Task details: Write the full listing out again, keeping every line exactly as it is.

Provided data:
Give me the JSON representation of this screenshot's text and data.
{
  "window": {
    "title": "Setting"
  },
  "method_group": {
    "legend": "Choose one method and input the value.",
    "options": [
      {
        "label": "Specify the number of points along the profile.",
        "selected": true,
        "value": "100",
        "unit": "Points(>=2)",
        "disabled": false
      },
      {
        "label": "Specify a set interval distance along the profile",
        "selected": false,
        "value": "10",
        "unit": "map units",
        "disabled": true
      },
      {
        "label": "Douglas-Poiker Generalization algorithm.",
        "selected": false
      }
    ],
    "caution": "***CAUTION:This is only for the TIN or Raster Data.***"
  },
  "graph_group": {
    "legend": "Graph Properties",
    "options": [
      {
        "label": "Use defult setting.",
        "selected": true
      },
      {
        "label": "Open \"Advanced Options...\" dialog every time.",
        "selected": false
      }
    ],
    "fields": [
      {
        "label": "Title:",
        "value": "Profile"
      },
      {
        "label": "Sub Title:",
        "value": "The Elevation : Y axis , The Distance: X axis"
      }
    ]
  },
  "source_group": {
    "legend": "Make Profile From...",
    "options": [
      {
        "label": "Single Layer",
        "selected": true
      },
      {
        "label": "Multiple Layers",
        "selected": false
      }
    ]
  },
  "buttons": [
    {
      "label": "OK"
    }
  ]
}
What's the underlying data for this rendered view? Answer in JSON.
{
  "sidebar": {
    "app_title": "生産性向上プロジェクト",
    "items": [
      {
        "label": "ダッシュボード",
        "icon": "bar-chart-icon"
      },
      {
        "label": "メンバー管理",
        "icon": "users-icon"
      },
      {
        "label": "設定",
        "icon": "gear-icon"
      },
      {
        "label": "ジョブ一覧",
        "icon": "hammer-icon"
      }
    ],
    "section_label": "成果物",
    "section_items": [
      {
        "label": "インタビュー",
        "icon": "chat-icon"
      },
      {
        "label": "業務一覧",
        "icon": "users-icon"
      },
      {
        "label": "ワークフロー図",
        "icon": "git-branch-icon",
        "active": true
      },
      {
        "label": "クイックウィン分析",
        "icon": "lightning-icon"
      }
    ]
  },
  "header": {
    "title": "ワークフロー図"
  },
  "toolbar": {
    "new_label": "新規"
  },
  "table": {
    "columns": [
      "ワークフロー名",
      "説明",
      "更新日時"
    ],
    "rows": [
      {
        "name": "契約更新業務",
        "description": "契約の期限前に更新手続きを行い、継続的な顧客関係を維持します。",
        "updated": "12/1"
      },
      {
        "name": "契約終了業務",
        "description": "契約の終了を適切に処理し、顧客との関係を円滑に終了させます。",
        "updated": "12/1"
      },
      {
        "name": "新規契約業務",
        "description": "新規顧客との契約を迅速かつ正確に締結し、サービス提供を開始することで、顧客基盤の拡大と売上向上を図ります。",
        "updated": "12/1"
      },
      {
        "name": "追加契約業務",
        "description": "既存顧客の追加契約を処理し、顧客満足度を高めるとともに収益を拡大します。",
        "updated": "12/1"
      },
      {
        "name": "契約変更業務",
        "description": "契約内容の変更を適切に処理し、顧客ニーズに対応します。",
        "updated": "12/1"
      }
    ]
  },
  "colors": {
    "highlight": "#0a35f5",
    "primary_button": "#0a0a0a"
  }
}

Written answer:
Give me the JSON representation of this screenshot's text and data.
{
  "window": {
    "title": "Setting"
  },
  "method_group": {
    "legend": "Choose one method and input the value.",
    "options": [
      {
        "label": "Specify the number of points along the profile.",
        "selected": true,
        "value": "100",
        "unit": "Points(>=2)",
        "disabled": false
      },
      {
        "label": "Specify a set interval distance along the profile",
        "selected": false,
        "value": "10",
        "unit": "map units",
        "disabled": true
      },
      {
        "label": "Douglas-Poiker Generalization algorithm.",
        "selected": false
      }
    ],
    "caution": "***CAUTION:This is only for the TIN or Raster Data.***"
  },
  "graph_group": {
    "legend": "Graph Properties",
    "options": [
      {
        "label": "Use defult setting.",
        "selected": true
      },
      {
        "label": "Open \"Advanced Options...\" dialog every time.",
        "selected": false
      }
    ],
    "fields": [
      {
        "label": "Title:",
        "value": "Profile"
      },
      {
        "label": "Sub Title:",
        "value": "The Elevation : Y axis , The Distance: X axis"
      }
    ]
  },
  "source_group": {
    "legend": "Make Profile From...",
    "options": [
      {
        "label": "Single Layer",
        "selected": true
      },
      {
        "label": "Multiple Layers",
        "selected": false
      }
    ]
  },
  "buttons": [
    {
      "label": "OK"
    }
  ]
}
What's the underlying data for this rendered view? Answer in JSON.
{
  "sidebar": {
    "app_title": "生産性向上プロジェクト",
    "items": [
      {
        "label": "ダッシュボード",
        "icon": "bar-chart-icon"
      },
      {
        "label": "メンバー管理",
        "icon": "users-icon"
      },
      {
        "label": "設定",
        "icon": "gear-icon"
      },
      {
        "label": "ジョブ一覧",
        "icon": "hammer-icon"
      }
    ],
    "section_label": "成果物",
    "section_items": [
      {
        "label": "インタビュー",
        "icon": "chat-icon"
      },
      {
        "label": "業務一覧",
        "icon": "users-icon"
      },
      {
        "label": "ワークフロー図",
        "icon": "git-branch-icon",
        "active": true
      },
      {
        "label": "クイックウィン分析",
        "icon": "lightning-icon"
      }
    ]
  },
  "header": {
    "title": "ワークフロー図"
  },
  "toolbar": {
    "new_label": "新規"
  },
  "table": {
    "columns": [
      "ワークフロー名",
      "説明",
      "更新日時"
    ],
    "rows": [
      {
        "name": "契約更新業務",
        "description": "契約の期限前に更新手続きを行い、継続的な顧客関係を維持します。",
        "updated": "12/1"
      },
      {
        "name": "契約終了業務",
        "description": "契約の終了を適切に処理し、顧客との関係を円滑に終了させます。",
        "updated": "12/1"
      },
      {
        "name": "新規契約業務",
        "description": "新規顧客との契約を迅速かつ正確に締結し、サービス提供を開始することで、顧客基盤の拡大と売上向上を図ります。",
        "updated": "12/1"
      },
      {
        "name": "追加契約業務",
        "description": "既存顧客の追加契約を処理し、顧客満足度を高めるとともに収益を拡大します。",
        "updated": "12/1"
      },
      {
        "name": "契約変更業務",
        "description": "契約内容の変更を適切に処理し、顧客ニーズに対応します。",
        "updated": "12/1"
      }
    ]
  },
  "colors": {
    "highlight": "#0a35f5",
    "primary_button": "#0a0a0a"
  }
}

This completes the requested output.